Human beings, in their essence, are capable of remarkable achievements and profound growth. However, the extent to which individuals can realize their potential largely hinges on the social environments they are nurtured in and the psychological needs that are met. Research in self-determination theory (SDT) sheds light on this fascinating interplay, revealing how social conditions foster self-motivation and healthy psychological development or lead to diminished motivation and well-being (Ryan & Deci, 2000).
The Core of Self-Determination Theory
SDT assumes that there are three innate psychological needs: competence, autonomy, and relatedness. When these needs are satisfied, individuals experience enhanced self-motivation and mental health. Conversely, motivation and well-being are significantly diminished when these needs are not met.
- Competence: Refers to experiencing a sense of effectiveness in one’s actions and having opportunities to utilize and showcase one’s skills.
- Autonomy: Refers to having control over one’s actions and choices, acting in harmony with one’s true self.
- Relatedness: Refers to feeling connected to others and being part of a group, community, or relationship.
The implications of SDT are far-reaching, influencing various domains like healthcare, education, work, sports, religion, and psychotherapy. For instance, students are more intrinsically motivated and engaged in educational settings when they feel competent, autonomous, and connected to their teachers and peers.
A Brief Example
Consider Emily’s story, a high school student passionate about art. In her art class, where she felt competent, her teacher encouraged creative freedom, which fostered her autonomy. This nurturing environment helped Emily produce original and expressive artworks.
On the other hand, Emily felt disengaged and anxious in her photography class because her teacher was overly controlling and dismissive of student input. This highlights the contrast in motivation and satisfaction from unmet psychological needs.
Humans are naturally curious, vital, and self-motivated at their best, striving for learning and growth. This intrinsic motivation is a critical component of SDT. However, it’s equally important to recognize that humans can also be passive and disengaged, often due to unmet psychological needs.
Intrinsic vs. Extrinsic Motivation

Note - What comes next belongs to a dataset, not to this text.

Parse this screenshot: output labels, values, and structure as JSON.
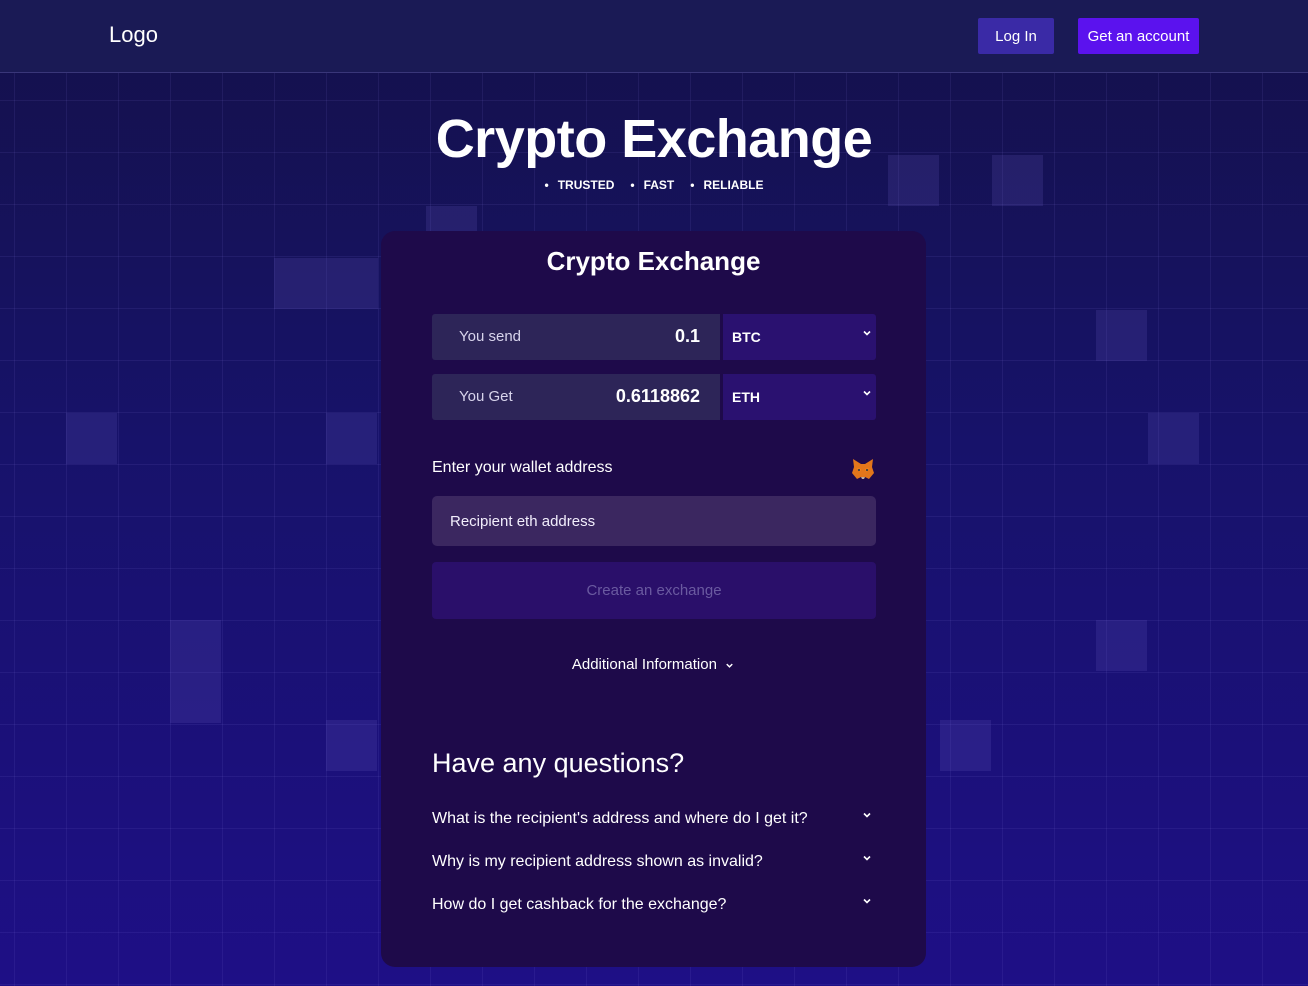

While intrinsic motivation is about doing an activity for its inherent satisfaction, extrinsic motivation is driven by external outcomes. SDT emphasizes that extrinsic motivation can vary in its autonomy. For example, a student might study diligently because they value education or simply to avoid parental disapproval. The degree of internalization of these extrinsic motivations significantly impacts one’s personal experience and behavioral outcomes.
The Influence of Social Contexts
Social contexts play a crucial role in either catalyzing or hindering intrinsic motivation. Environments that support autonomy and competence are likely to foster intrinsic motivation while controlling or overbearing environments can suppress it. The role of relatedness, although more indirect, is also significant in nurturing intrinsic motivation.
Importance of Self-Determination for Autistic Individuals
Autistic individuals, like their neurotypical peers, grow up to become adults. Hence, it becomes vital for them to start their journey towards self-determination early. This journey begins with equipping them with the knowledge and skills required to navigate their path toward independence.
Role of Supporters in Fostering Self-Determination
Supporters – parents, friends, professionals, and community members – are pivotal in empowering autistic individuals in their journey toward becoming self-determined adults. For self-determination to become a reality, supporters must be committed to “letting go” and empowering their learners in developing self-awareness, understanding, and advocacy skills. As their learners grow, it’s important to modify support accordingly.
The journey to self-determination can be challenging for anyone, not just individuals with a diagnosis. However, with the right resources, opportunities, and support, individuals can exhibit self-determined behaviors and successfully achieve their goals.
The Path to Optimizing Human Potential
Understanding and applying the principles of self-determination theory can profoundly impact personal growth, motivation, and well-being. By creating environments that nurture the psychological needs of competence, autonomy, and relatedness, we can unlock the potential inherent in every individual. Recognizing and supporting these fundamental needs in classrooms, workplaces, or personal relationships is critical.
Ryan, R. M., & Deci, E. L. (2000). Self-determination theory and the facilitation of intrinsic motivation, social development, and well-being. American Psychologist, 55(1), 68–78.